Two new volumes relating to intellectual property are now available.
1) The United States’ annual Special 301 report, a charade of evaluation of intellectual property enforcement, was released on May 1. (As I have written before, this process has no international validity.) For those interested, in this year’s report Canada has moved up one level on the scale of American disgrace; we are on the “Watch List” instead of our previous standing of “Priority Watch List.”
The American government is pleased with Canada’s Copyright Modernization Act (replete as it was with protection from circumvention of digital locks) and the introduction of legislation “to strengthen IPR enforcement, which included provisions that would provide ex officio authority to Canadian customs officials to seize pirated and counterfeit goods at the border (p.46)”. However, concerns still exist with respect to Canadian patenting practices, including “the impact of the heightened utility requirements for patents that Canadian courts have been adopting recently (p.46).” (I wrote about our courts’ reluctance to uphold a patent that did not live up to expectations; see here.)

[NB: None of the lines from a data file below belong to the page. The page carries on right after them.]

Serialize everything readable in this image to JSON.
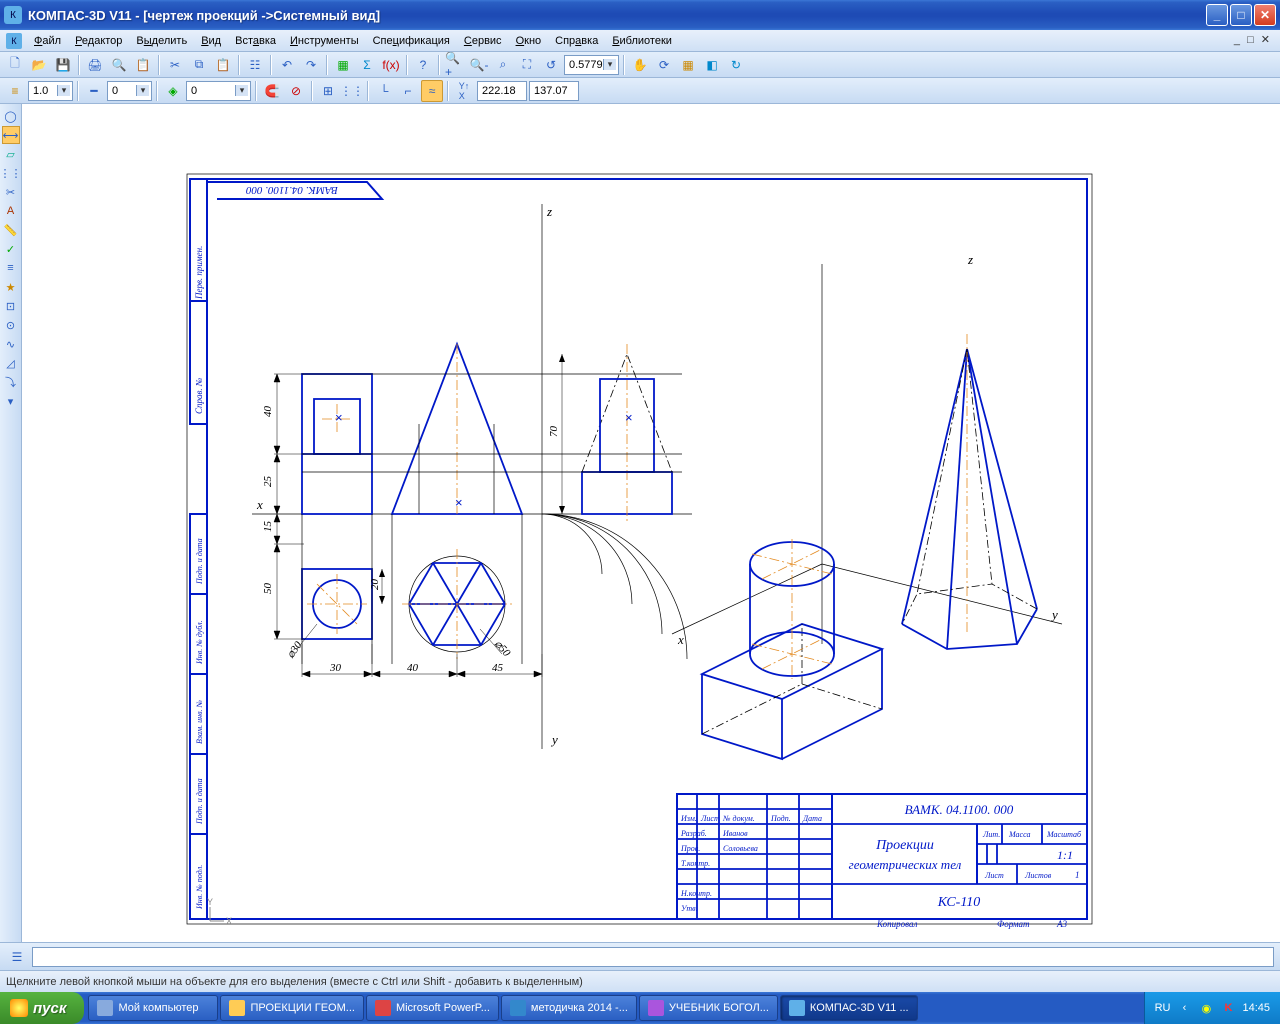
{
  "title": "КОМПАС-3D V11 - [чертеж проекций ->Системный вид]",
  "menu": {
    "items": [
      "Файл",
      "Редактор",
      "Выделить",
      "Вид",
      "Вставка",
      "Инструменты",
      "Спецификация",
      "Сервис",
      "Окно",
      "Справка",
      "Библиотеки"
    ]
  },
  "toolbar1": {
    "icons": [
      "new",
      "open",
      "save",
      "sep",
      "print",
      "preview",
      "sep",
      "cut",
      "copy",
      "paste",
      "sep",
      "props",
      "sep",
      "undo",
      "redo",
      "sep",
      "macro",
      "fx",
      "var",
      "sep",
      "help",
      "sep",
      "zoomin",
      "zoomout",
      "zoomwin",
      "zoomall",
      "scale",
      "sep",
      "pan",
      "rotate",
      "layers",
      "render",
      "refresh"
    ],
    "scale_value": "0.5779"
  },
  "toolbar2": {
    "style_value": "1.0",
    "l2_value": "0",
    "layer_value": "0",
    "coord_x": "222.18",
    "coord_y": "137.07"
  },
  "status_text": "Щелкните левой кнопкой мыши на объекте для его выделения (вместе с Ctrl или Shift - добавить к выделенным)",
  "taskbar": {
    "start": "пуск",
    "tasks": [
      {
        "label": "Мой компьютер",
        "icon": "#8ad"
      },
      {
        "label": "ПРОЕКЦИИ ГЕОМ...",
        "icon": "#fc5"
      },
      {
        "label": "Microsoft PowerP...",
        "icon": "#d44"
      },
      {
        "label": "методичка 2014 -...",
        "icon": "#38c"
      },
      {
        "label": "УЧЕБНИК БОГОЛ...",
        "icon": "#a5d"
      },
      {
        "label": "КОМПАС-3D V11 ...",
        "icon": "#5fb0e8",
        "active": true
      }
    ],
    "lang": "RU",
    "time": "14:45"
  },
  "drawing": {
    "frame_code_top": "ВАМК. 04.1100. 000",
    "axes": {
      "x": "x",
      "y": "y",
      "z": "z"
    },
    "dims": {
      "d40": "40",
      "d25": "25",
      "d15": "15",
      "d50": "50",
      "d30": "30",
      "d40b": "40",
      "d45": "45",
      "d70": "70",
      "d20": "20",
      "dia30": "⌀30",
      "dia50": "⌀50"
    },
    "stamp": {
      "code": "ВАМК. 04.1100. 000",
      "title1": "Проекции",
      "title2": "геометрических тел",
      "group": "КС-110",
      "headers": {
        "izm": "Изм.",
        "list": "Лист",
        "ndoc": "№ докум.",
        "podp": "Подп.",
        "data": "Дата",
        "razrab": "Разраб.",
        "prov": "Пров.",
        "tkontr": "Т.контр.",
        "nkontr": "Н.контр.",
        "utv": "Утв.",
        "lit": "Лит.",
        "massa": "Масса",
        "masht": "Масштаб",
        "list2": "Лист",
        "listov": "Листов",
        "kopiroval": "Копировал",
        "format": "Формат",
        "fmtval": "А3",
        "scale": "1:1",
        "listovval": "1",
        "name1": "Иванов",
        "name2": "Соловьева"
      },
      "sideblock": {
        "l1": "Инв. № подл.",
        "l2": "Подп. и дата",
        "l3": "Взам. инв. №",
        "l4": "Инв. № дубл.",
        "l5": "Подп. и дата",
        "l6": "Справ. №",
        "l7": "Перв. примен."
      }
    }
  }
}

2) Much more interesting is the release of a new book by University of Ottawa Press. The Copyright Pentalogy: How the Supreme Court of Canada Shook the Foundations of Canadian Copyright Law is available for purchase and for free download via a Creative Commons license. Michael Geist served as editor; he envisioned the collection and ensured its realization. The book features Geist’s work along with contributions from thirteen other scholars, including me (see here for some details). It was a pleasure to participate in such a well-executed project. Congratulations must go to Geist and his entire team of students, editors, reviewers and the staff at University of Ottawa Press.